(Data records for software interfaces)
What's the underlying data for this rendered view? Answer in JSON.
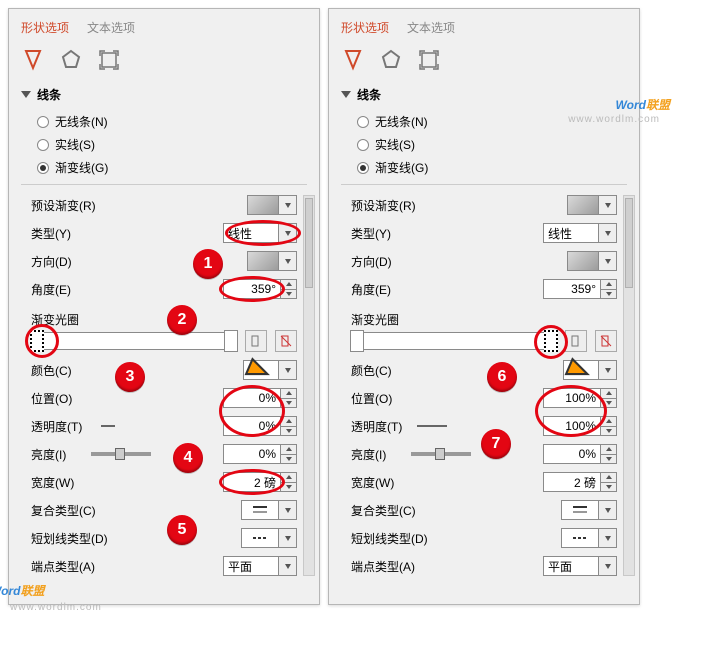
{
  "tabs": {
    "shape": "形状选项",
    "text": "文本选项"
  },
  "section": {
    "line": "线条"
  },
  "radio": {
    "noline": "无线条(N)",
    "solid": "实线(S)",
    "gradient": "渐变线(G)"
  },
  "labels": {
    "preset": "预设渐变(R)",
    "type": "类型(Y)",
    "direction": "方向(D)",
    "angle": "角度(E)",
    "gradstops": "渐变光圈",
    "color": "颜色(C)",
    "position": "位置(O)",
    "transparency": "透明度(T)",
    "brightness": "亮度(I)",
    "width": "宽度(W)",
    "compound": "复合类型(C)",
    "dash": "短划线类型(D)",
    "cap": "端点类型(A)"
  },
  "left": {
    "type": "线性",
    "angle": "359°",
    "position": "0%",
    "transparency": "0%",
    "brightness": "0%",
    "width": "2 磅",
    "cap": "平面"
  },
  "right": {
    "type": "线性",
    "angle": "359°",
    "position": "100%",
    "transparency": "100%",
    "brightness": "0%",
    "width": "2 磅",
    "cap": "平面"
  },
  "watermark": {
    "text1": "Word",
    "text2": "联盟",
    "url": "www.wordlm.com"
  },
  "badges": {
    "b1": "1",
    "b2": "2",
    "b3": "3",
    "b4": "4",
    "b5": "5",
    "b6": "6",
    "b7": "7"
  }
}
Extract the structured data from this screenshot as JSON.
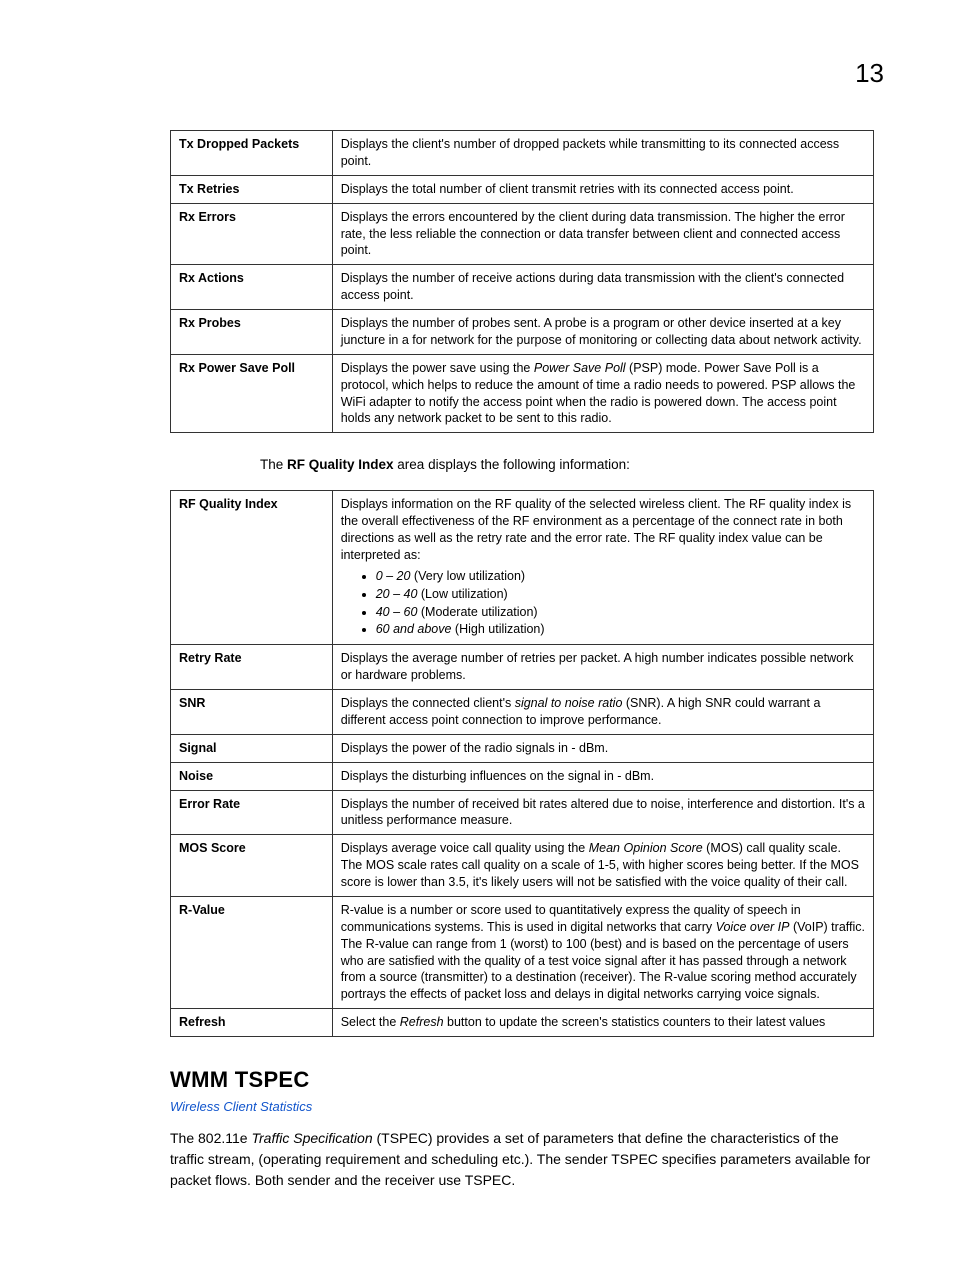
{
  "pageNumber": "13",
  "table1": {
    "rows": [
      {
        "term": "Tx Dropped Packets",
        "desc": "Displays the client's number of dropped packets while transmitting to its connected access point."
      },
      {
        "term": "Tx Retries",
        "desc": "Displays the total number of client transmit retries with its connected access point."
      },
      {
        "term": "Rx Errors",
        "desc": "Displays the errors encountered by the client during data transmission. The higher the error rate, the less reliable the connection or data transfer between client and connected access point."
      },
      {
        "term": "Rx Actions",
        "desc": "Displays the number of receive actions during data transmission with the client's connected access point."
      },
      {
        "term": "Rx Probes",
        "desc": "Displays the number of probes sent. A probe is a program or other device inserted at a key juncture in a for network for the purpose of monitoring or collecting data about network activity."
      },
      {
        "term": "Rx Power Save Poll",
        "desc_pre": "Displays the power save using the ",
        "desc_ital": "Power Save Poll",
        "desc_post": " (PSP) mode. Power Save Poll is a protocol, which helps to reduce the amount of time a radio needs to powered. PSP allows the WiFi adapter to notify the access point when the radio is powered down. The access point holds any network packet to be sent to this radio."
      }
    ]
  },
  "introLine": {
    "pre": "The ",
    "bold": "RF Quality Index",
    "post": " area displays the following information:"
  },
  "table2": {
    "rfQuality": {
      "term": "RF Quality Index",
      "intro": "Displays information on the RF quality of the selected wireless client. The RF quality index is the overall effectiveness of the RF environment as a percentage of the connect rate in both directions as well as the retry rate and the error rate. The RF quality index value can be interpreted as:",
      "bullets": [
        {
          "ital": "0 – 20",
          "rest": " (Very low utilization)"
        },
        {
          "ital": "20 – 40",
          "rest": " (Low utilization)"
        },
        {
          "ital": "40 – 60",
          "rest": " (Moderate utilization)"
        },
        {
          "ital": "60 and above",
          "rest": " (High utilization)"
        }
      ]
    },
    "retryRate": {
      "term": "Retry Rate",
      "desc": "Displays the average number of retries per packet. A high number indicates possible network or hardware problems."
    },
    "snr": {
      "term": "SNR",
      "desc_pre": "Displays the connected client's ",
      "desc_ital": "signal to noise ratio",
      "desc_post": " (SNR). A high SNR could warrant a different access point connection to improve performance."
    },
    "signal": {
      "term": "Signal",
      "desc": "Displays the power of the radio signals in - dBm."
    },
    "noise": {
      "term": "Noise",
      "desc": "Displays the disturbing influences on the signal in - dBm."
    },
    "errorRate": {
      "term": "Error Rate",
      "desc": "Displays the number of received bit rates altered due to noise, interference and distortion. It's a unitless performance measure."
    },
    "mos": {
      "term": "MOS Score",
      "desc_pre": "Displays average voice call quality using the ",
      "desc_ital": "Mean Opinion Score",
      "desc_post": " (MOS) call quality scale. The MOS scale rates call quality on a scale of 1-5, with higher scores being better. If the MOS score is lower than 3.5, it's likely users will not be satisfied with the voice quality of their call."
    },
    "rvalue": {
      "term": "R-Value",
      "desc_pre": "R-value is a number or score used to quantitatively express the quality of speech in communications systems. This is used in digital networks that carry ",
      "desc_ital": "Voice over IP",
      "desc_post": " (VoIP) traffic. The R-value can range from 1 (worst) to 100 (best) and is based on the percentage of users who are satisfied with the quality of a test voice signal after it has passed through a network from a source (transmitter) to a destination (receiver). The R-value scoring method accurately portrays the effects of packet loss and delays in digital networks carrying voice signals."
    },
    "refresh": {
      "term": "Refresh",
      "desc_pre": "Select the ",
      "desc_ital": "Refresh",
      "desc_post": " button to update the screen's statistics counters to their latest values"
    }
  },
  "section": {
    "title": "WMM TSPEC",
    "subtitle": "Wireless Client Statistics",
    "body_pre": "The 802.11e ",
    "body_ital": "Traffic Specification",
    "body_post": " (TSPEC) provides a set of parameters that define the characteristics of the traffic stream, (operating requirement and scheduling etc.). The sender TSPEC specifies parameters available for packet flows. Both sender and the receiver use TSPEC."
  }
}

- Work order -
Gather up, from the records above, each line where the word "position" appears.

- Written response -
    "position": "位置(O)",
    "position": "0%",
    "position": "100%",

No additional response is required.